When I take that curvy part of Interstate 40 between Asheville and Hickory, North Carolina, deep breathes come easily. The stiffness in my neck releases and relaxes. The ‘important’ issues in my life lose their power. The mighty spruce trees reaching for the sky quiet my racing thoughts. The land all around belongs to me, beckons me. I’m home in a place I’ve never lived.
Granny, if she were alive today, would tell you she escaped Appalachia, walking, holding my mother’s small hand. It was 1935 and Granny was twenty-five, a widow, and grieving mother, who had just lost her two-year-old daughter. Her small farm was taken from her. She felt she had nothing to lose. Her sheer determination landed her in Atlanta, a city she loved until she died in 1993. When World War II began, Granny went to work for Bell Bomber and built B-29s, a Rosie the Riveter.

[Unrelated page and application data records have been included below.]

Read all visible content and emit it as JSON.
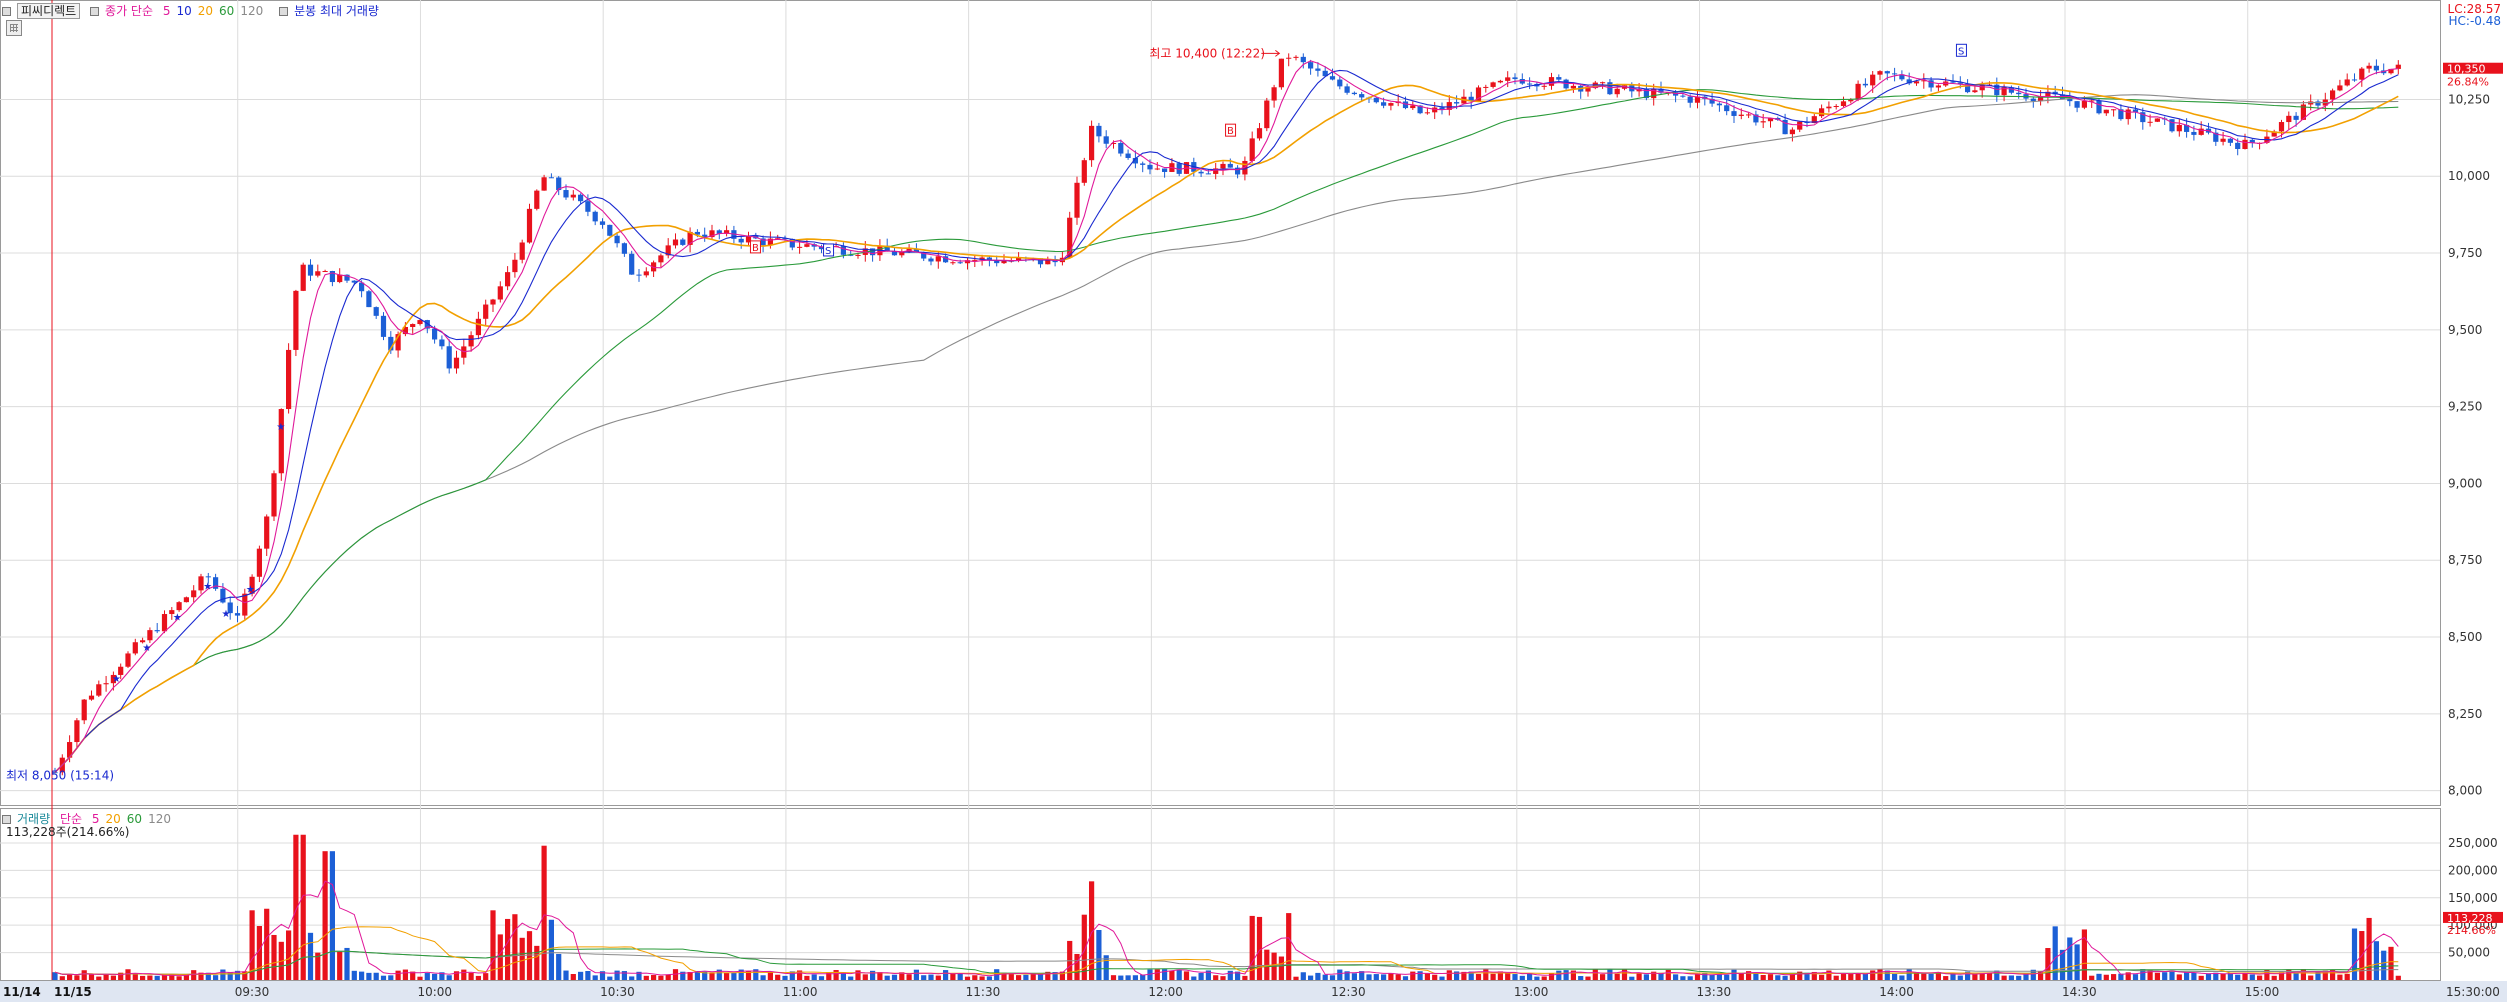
{
  "header": {
    "stock_name": "피씨디렉트",
    "price_legend_label": "종가 단순",
    "ma_periods": [
      {
        "label": "5",
        "color": "#e0199a"
      },
      {
        "label": "10",
        "color": "#1a2ad0"
      },
      {
        "label": "20",
        "color": "#f2a000"
      },
      {
        "label": "60",
        "color": "#2a9a3a"
      },
      {
        "label": "120",
        "color": "#8a8a8a"
      }
    ],
    "bunbong_label": "분봉 최대 거래량",
    "lc_label": "LC:28.57",
    "hc_label": "HC:-0.48"
  },
  "volume_header": {
    "label": "거래량",
    "ma_label": "단순",
    "ma_periods": [
      {
        "label": "5",
        "color": "#e0199a"
      },
      {
        "label": "20",
        "color": "#f2a000"
      },
      {
        "label": "60",
        "color": "#2a9a3a"
      },
      {
        "label": "120",
        "color": "#8a8a8a"
      }
    ],
    "current_volume": "113,228주(214.66%)"
  },
  "annotations": {
    "high_label": "최고 10,400 (12:22)",
    "low_label": "최저 8,050 (15:14)",
    "current_price_tag": "10,350",
    "current_change_tag": "26.84%",
    "current_volume_tag": "113,228",
    "current_volume_pct_tag": "214.66%",
    "badges": [
      "B",
      "S",
      "B",
      "S"
    ]
  },
  "x_axis": {
    "date_labels": [
      "11/14",
      "11/15"
    ],
    "time_labels": [
      "09:30",
      "10:00",
      "10:30",
      "11:00",
      "11:30",
      "12:00",
      "12:30",
      "13:00",
      "13:30",
      "14:00",
      "14:30",
      "15:00",
      "15:30:00"
    ]
  },
  "colors": {
    "up": "#e8121c",
    "down": "#1c5fd6",
    "grid": "#dcdcdc",
    "highlight": "#e8121c"
  },
  "chart_data": [
    {
      "type": "candlestick",
      "title": "피씨디렉트",
      "ylim": [
        7950,
        10450
      ],
      "y_ticks": [
        8000,
        8250,
        8500,
        8750,
        9000,
        9250,
        9500,
        9750,
        10000,
        10250
      ],
      "y_tick_labels": [
        "8,000",
        "8,250",
        "8,500",
        "8,750",
        "9,000",
        "9,250",
        "9,500",
        "9,750",
        "10,000",
        "10,250"
      ],
      "x": [
        "11/14",
        "11/15 09:00",
        "09:30",
        "10:00",
        "10:30",
        "11:00",
        "11:30",
        "12:00",
        "12:30",
        "13:00",
        "13:30",
        "14:00",
        "14:30",
        "15:00",
        "15:30"
      ],
      "close_path": [
        {
          "time": "11/14",
          "value": 8050
        },
        {
          "time": "09:00",
          "value": 8060
        },
        {
          "time": "09:05",
          "value": 8300
        },
        {
          "time": "09:15",
          "value": 8500
        },
        {
          "time": "09:25",
          "value": 8700
        },
        {
          "time": "09:30",
          "value": 8550
        },
        {
          "time": "09:35",
          "value": 8900
        },
        {
          "time": "09:40",
          "value": 9700
        },
        {
          "time": "09:50",
          "value": 9650
        },
        {
          "time": "09:55",
          "value": 9450
        },
        {
          "time": "10:00",
          "value": 9550
        },
        {
          "time": "10:05",
          "value": 9380
        },
        {
          "time": "10:15",
          "value": 9700
        },
        {
          "time": "10:20",
          "value": 10000
        },
        {
          "time": "10:30",
          "value": 9850
        },
        {
          "time": "10:35",
          "value": 9680
        },
        {
          "time": "10:45",
          "value": 9820
        },
        {
          "time": "11:00",
          "value": 9780
        },
        {
          "time": "11:30",
          "value": 9730
        },
        {
          "time": "11:45",
          "value": 9720
        },
        {
          "time": "11:50",
          "value": 10150
        },
        {
          "time": "12:00",
          "value": 10030
        },
        {
          "time": "12:15",
          "value": 10020
        },
        {
          "time": "12:22",
          "value": 10400
        },
        {
          "time": "12:30",
          "value": 10300
        },
        {
          "time": "12:45",
          "value": 10200
        },
        {
          "time": "13:00",
          "value": 10320
        },
        {
          "time": "13:30",
          "value": 10250
        },
        {
          "time": "13:45",
          "value": 10150
        },
        {
          "time": "14:00",
          "value": 10330
        },
        {
          "time": "14:30",
          "value": 10250
        },
        {
          "time": "15:00",
          "value": 10100
        },
        {
          "time": "15:20",
          "value": 10350
        }
      ],
      "high": 10400,
      "low": 8050,
      "last": 10350,
      "legend": [
        "5",
        "10",
        "20",
        "60",
        "120"
      ]
    },
    {
      "type": "bar",
      "title": "거래량",
      "ylim": [
        0,
        270000
      ],
      "y_ticks": [
        50000,
        100000,
        150000,
        200000,
        250000
      ],
      "y_tick_labels": [
        "50,000",
        "100,000",
        "150,000",
        "200,000",
        "250,000"
      ],
      "peaks": [
        {
          "time": "09:40",
          "value": 265000
        },
        {
          "time": "09:45",
          "value": 235000
        },
        {
          "time": "09:35",
          "value": 130000
        },
        {
          "time": "10:20",
          "value": 245000
        },
        {
          "time": "10:15",
          "value": 120000
        },
        {
          "time": "11:50",
          "value": 180000
        },
        {
          "time": "12:20",
          "value": 50000
        },
        {
          "time": "14:30",
          "value": 55000
        },
        {
          "time": "15:20",
          "value": 113228
        }
      ],
      "last": 113228,
      "legend": [
        "5",
        "20",
        "60",
        "120"
      ]
    }
  ]
}
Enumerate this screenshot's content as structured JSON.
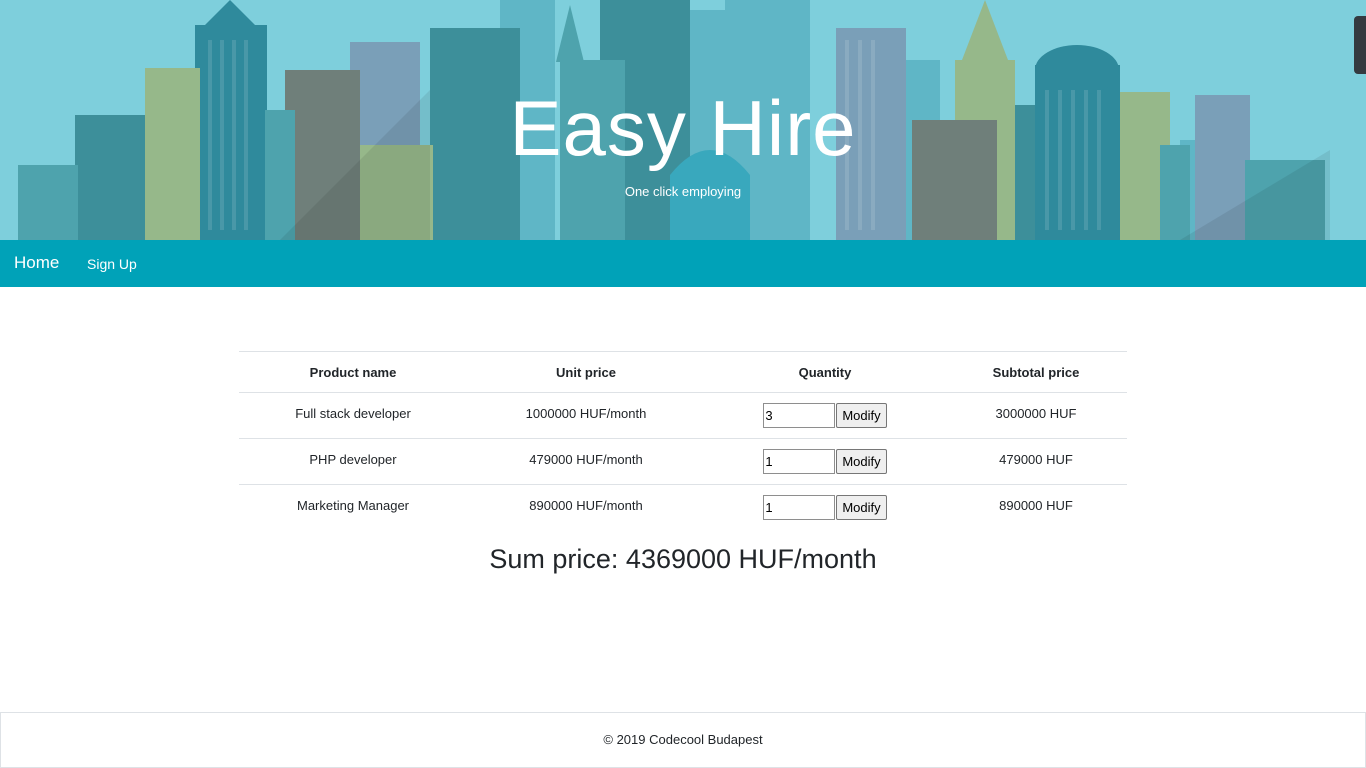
{
  "hero": {
    "title": "Easy Hire",
    "subtitle": "One click employing",
    "background_color": "#7ecfdc"
  },
  "nav": {
    "home_label": "Home",
    "signup_label": "Sign Up",
    "color": "#00a2b8"
  },
  "table": {
    "headers": {
      "product": "Product name",
      "unit_price": "Unit price",
      "quantity": "Quantity",
      "subtotal": "Subtotal price"
    },
    "rows": [
      {
        "name": "Full stack developer",
        "unit_price": "1000000 HUF/month",
        "quantity": "3",
        "button": "Modify",
        "subtotal": "3000000 HUF"
      },
      {
        "name": "PHP developer",
        "unit_price": "479000 HUF/month",
        "quantity": "1",
        "button": "Modify",
        "subtotal": "479000 HUF"
      },
      {
        "name": "Marketing Manager",
        "unit_price": "890000 HUF/month",
        "quantity": "1",
        "button": "Modify",
        "subtotal": "890000 HUF"
      }
    ]
  },
  "sum": {
    "text": "Sum price: 4369000 HUF/month"
  },
  "footer": {
    "text": "© 2019 Codecool Budapest"
  }
}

Out of each weekly pay check, she paid a house payment on her small house, so she would never be homeless again.